Contracts for your Business
There are plenty of model contracts on the internet you can "copy and paste." While these samples may do you for the beginning of your business start-up to save costs, continued use may cost you more money down the line through pending litigation.
What these sample contracts lack is specific language that focuses on your business services, the scope of your services, the ability to make changes, and what will happen if a dispute arises. A saying we had in law school, "you can't learn that on legalz..." (Can't finish for legal purposes). Some things to consider when choosing between a sample contract or hiring an attorney to draft contracts for your business:
1 - Does the Sample cover all your bases? Before an attorney writes a contract, we will ask you a plethora of questions to make sure everything necessary to you is incorporated in the contract. Are you a merchant that deals with specific goods? There is specific language to help this client. Are you a contractor that does home remodeling? There is specific language to help this client. Are you a business that has been dealing with personal, smaller contracts, but now has the ability to have a commercial client? Those old contracts you're using may not work and, I bet you can guess it, there is specific language to help this client. An experienced attorney will be able to help you and your business make sure all your bases are taken care of as we move forward with this page.
2 - Editing and having the ability to edit is important. If you copy and paste from a sample contract online, you may understand what some of that language means. But, you may also want to edit the language. One mis-used word, such as "shall" versus "may" could be a changing factor when two businesses interpret their obligations. There is a reason why attorneys did not focus on math majors; because words are our weapons. When an attorney drafts your contracts, they will make sure the words used and how they are defined will be exact and, in need of editing, replace the edited materials with content that is 100%.
Aside from just words, some of the sample contracts may not anticipate you, or your client, wanting to make changes to a job or an order. In a perfect world, two companies/individuals can agree to make these changes orally. In the operations of the legal world, these oral agreements has caused litigation.
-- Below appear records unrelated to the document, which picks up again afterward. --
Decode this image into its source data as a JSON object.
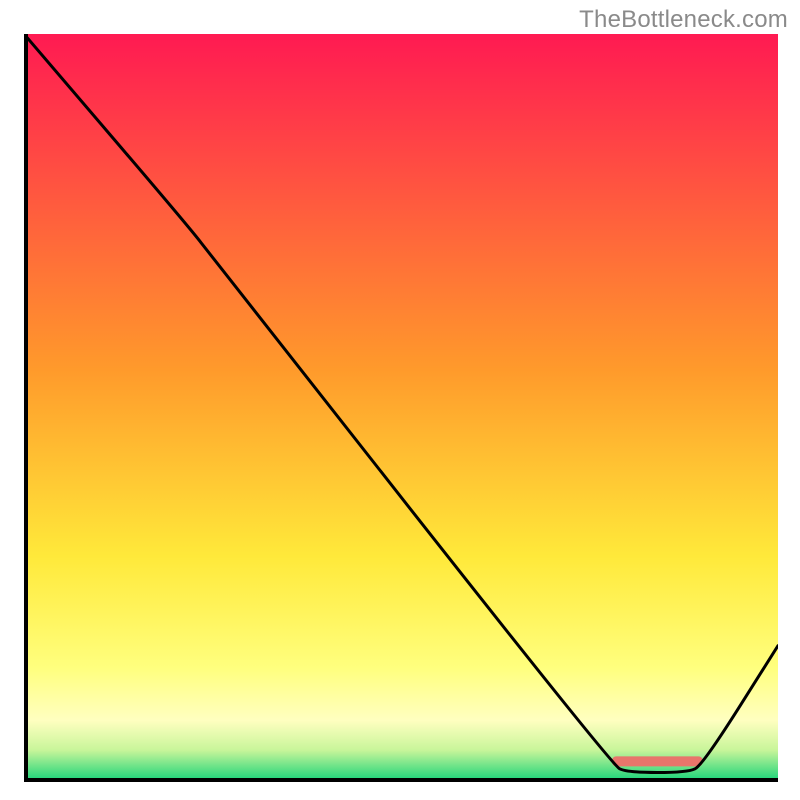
{
  "watermark": "TheBottleneck.com",
  "chart_data": {
    "type": "line",
    "title": "",
    "xlabel": "",
    "ylabel": "",
    "xlim": [
      0,
      100
    ],
    "ylim": [
      0,
      100
    ],
    "background_gradient_stops": [
      {
        "offset": 0.0,
        "color": "#ff1a52"
      },
      {
        "offset": 0.45,
        "color": "#ff9a2b"
      },
      {
        "offset": 0.7,
        "color": "#ffe93a"
      },
      {
        "offset": 0.85,
        "color": "#ffff7e"
      },
      {
        "offset": 0.92,
        "color": "#ffffc0"
      },
      {
        "offset": 0.96,
        "color": "#c8f59a"
      },
      {
        "offset": 1.0,
        "color": "#1ed47a"
      }
    ],
    "curve_points": [
      {
        "x": 0,
        "y": 100
      },
      {
        "x": 22,
        "y": 74
      },
      {
        "x": 25,
        "y": 70
      },
      {
        "x": 78,
        "y": 2
      },
      {
        "x": 80,
        "y": 1
      },
      {
        "x": 88,
        "y": 1
      },
      {
        "x": 90,
        "y": 2
      },
      {
        "x": 100,
        "y": 18
      }
    ],
    "marker_band": {
      "x_start": 78,
      "x_end": 90,
      "y": 2.5,
      "color": "#e8756b"
    }
  }
}
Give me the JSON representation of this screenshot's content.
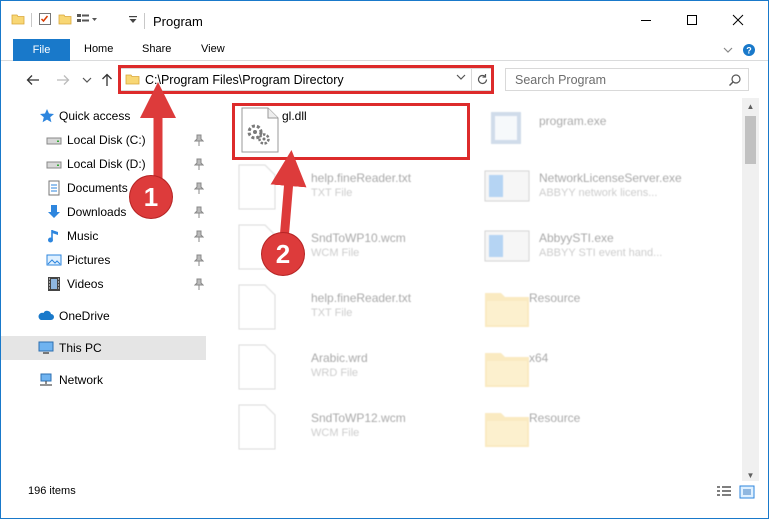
{
  "window": {
    "title": "Program",
    "controls": {
      "minimize": "minimize",
      "maximize": "maximize",
      "close": "close"
    }
  },
  "ribbon": {
    "tabs": [
      "File",
      "Home",
      "Share",
      "View"
    ]
  },
  "address_bar": {
    "path": "C:\\Program Files\\Program Directory"
  },
  "search": {
    "placeholder": "Search Program"
  },
  "nav_pane": {
    "items": [
      {
        "label": "Quick access",
        "icon": "star-icon"
      },
      {
        "label": "Local Disk (C:)",
        "icon": "drive-icon",
        "pinned": true
      },
      {
        "label": "Local Disk (D:)",
        "icon": "drive-icon",
        "pinned": true
      },
      {
        "label": "Documents",
        "icon": "documents-icon",
        "pinned": true
      },
      {
        "label": "Downloads",
        "icon": "downloads-icon",
        "pinned": true
      },
      {
        "label": "Music",
        "icon": "music-icon",
        "pinned": true
      },
      {
        "label": "Pictures",
        "icon": "pictures-icon",
        "pinned": true
      },
      {
        "label": "Videos",
        "icon": "videos-icon",
        "pinned": true
      },
      {
        "label": "OneDrive",
        "icon": "onedrive-icon"
      },
      {
        "label": "This PC",
        "icon": "computer-icon"
      },
      {
        "label": "Network",
        "icon": "network-icon"
      }
    ]
  },
  "files": [
    {
      "name": "gl.dll",
      "type": "",
      "icon": "dll-file-icon"
    },
    {
      "name": "program.exe",
      "type": "",
      "icon": "exe-file-icon"
    },
    {
      "name": "help.fineReader.txt",
      "type": "TXT File",
      "icon": "text-file-icon"
    },
    {
      "name": "NetworkLicenseServer.exe",
      "type": "ABBYY network licens...",
      "icon": "app-window-icon"
    },
    {
      "name": "SndToWP10.wcm",
      "type": "WCM File",
      "icon": "text-file-icon"
    },
    {
      "name": "AbbyySTI.exe",
      "type": "ABBYY STI event hand...",
      "icon": "app-window-icon"
    },
    {
      "name": "help.fineReader.txt",
      "type": "TXT File",
      "icon": "text-file-icon"
    },
    {
      "name": "Resource",
      "type": "",
      "icon": "folder-icon"
    },
    {
      "name": "Arabic.wrd",
      "type": "WRD File",
      "icon": "text-file-icon"
    },
    {
      "name": "x64",
      "type": "",
      "icon": "folder-icon"
    },
    {
      "name": "SndToWP12.wcm",
      "type": "WCM File",
      "icon": "text-file-icon"
    },
    {
      "name": "Resource",
      "type": "",
      "icon": "folder-icon"
    }
  ],
  "status": {
    "item_count": "196 items"
  },
  "annotations": {
    "step1": "1",
    "step2": "2",
    "color": "#dd2b2b"
  },
  "colors": {
    "accent": "#1979ca",
    "selection": "#cce8ff",
    "highlight_red": "#dd2b2b"
  }
}
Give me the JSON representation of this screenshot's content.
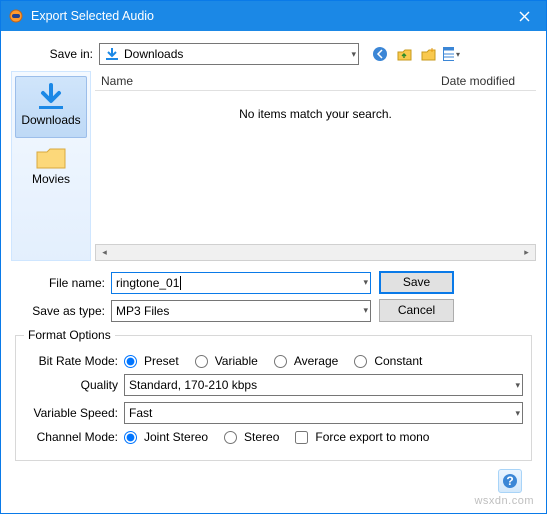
{
  "title": "Export Selected Audio",
  "save_in": {
    "label": "Save in:",
    "value": "Downloads"
  },
  "places": {
    "downloads": "Downloads",
    "movies": "Movies"
  },
  "filelist": {
    "col_name": "Name",
    "col_date": "Date modified",
    "empty": "No items match your search."
  },
  "filename": {
    "label": "File name:",
    "value": "ringtone_01"
  },
  "save_as_type": {
    "label": "Save as type:",
    "value": "MP3 Files"
  },
  "buttons": {
    "save": "Save",
    "cancel": "Cancel"
  },
  "format": {
    "legend": "Format Options",
    "bit_rate_mode": {
      "label": "Bit Rate Mode:",
      "options": {
        "preset": "Preset",
        "variable": "Variable",
        "average": "Average",
        "constant": "Constant"
      },
      "selected": "preset"
    },
    "quality": {
      "label": "Quality",
      "value": "Standard, 170-210 kbps"
    },
    "variable_speed": {
      "label": "Variable Speed:",
      "value": "Fast"
    },
    "channel_mode": {
      "label": "Channel Mode:",
      "options": {
        "joint_stereo": "Joint Stereo",
        "stereo": "Stereo"
      },
      "selected": "joint_stereo",
      "force_mono": "Force export to mono"
    }
  },
  "watermark": "wsxdn.com"
}
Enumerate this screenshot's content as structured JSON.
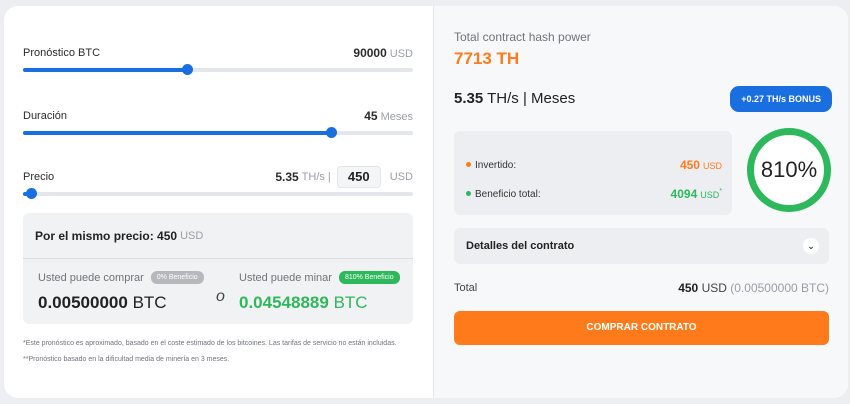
{
  "forecast": {
    "label": "Pronóstico BTC",
    "value": "90000",
    "unit": "USD",
    "slider_fraction": 0.42
  },
  "duration": {
    "label": "Duración",
    "value": "45",
    "unit": "Meses",
    "slider_fraction": 0.79
  },
  "price": {
    "label": "Precio",
    "rate": "5.35",
    "rate_unit": "TH/s",
    "separator": "|",
    "value": "450",
    "unit": "USD",
    "slider_fraction": 0.02
  },
  "same_price": {
    "heading": "Por el mismo precio: 450",
    "unit": "USD",
    "buy_label": "Usted puede comprar",
    "buy_badge": "0% Beneficio",
    "buy_value": "0.00500000",
    "buy_unit": "BTC",
    "or_text": "o",
    "mine_label": "Usted puede minar",
    "mine_badge": "810% Beneficio",
    "mine_value": "0.04548889",
    "mine_unit": "BTC"
  },
  "notes": {
    "note1": "*Este pronóstico es aproximado, basado en el coste estimado de los bitcoines. Las tarifas de servicio no están incluidas.",
    "note2": "**Pronóstico basado en la dificultad media de minería en 3 meses."
  },
  "contract": {
    "title": "Total contract hash power",
    "power": "7713 TH",
    "rate_value": "5.35",
    "rate_unit": "TH/s",
    "rate_sep": "|",
    "rate_period": "Meses",
    "bonus": "+0.27 TH/s BONUS",
    "invested_label": "Invertido:",
    "invested_value": "450",
    "invested_unit": "USD",
    "profit_label": "Beneficio total:",
    "profit_value": "4094",
    "profit_unit": "USD",
    "profit_mark": "*",
    "ring_percent": "810%",
    "details": "Detalles del contrato",
    "total_label": "Total",
    "total_value": "450",
    "total_unit": "USD",
    "total_btc": "(0.00500000 BTC)",
    "buy_button": "COMPRAR CONTRATO"
  },
  "colors": {
    "accent": "#1a6fe0",
    "orange": "#ff7a1a",
    "green": "#2eb85c",
    "badge_gray": "#b5b8bd"
  },
  "icons": {
    "chevron": "chevron-down-icon"
  }
}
Me personally, I live by the saying, "hope for the best but prepare for the worst." When drafting contracts, it is important to have a clause within that anticipates one party wanting to make changes and describe the process a party must go through to make those changes a part of the existing contract. Otherwise, a party that orally allows the other party to make a change may fall victim of a situation they were never aware of; "waiver."
3 - "AIK" (Arbitration is Key). If a dispute does arise, you may now be thinking of the cost of litigation, and hiring an attorney to represent your business, and how long it may take to get the money owed to you. Again, "hoping for the best but preparing for the worst" will help you prepare for this scenario. In every contract, there should be a clause that allows you choose your venue for a dispute, and, how the dispute will be handled. Arbitration is a way to avoid the building cost of litigation and, if the contract has been written well, can lead your business to a recouping the costs owed to you. (Disclaimer, the business must also not breach their end of the contract).
There are many more details and variables that go into a contract, but having these three core elements covered in your contracts will put you in a better place than without them. If you are a contractor, service provider, sell goods, or an individual with an entrepreneur mindset, contact me and I will help you do your best and avoid the worst.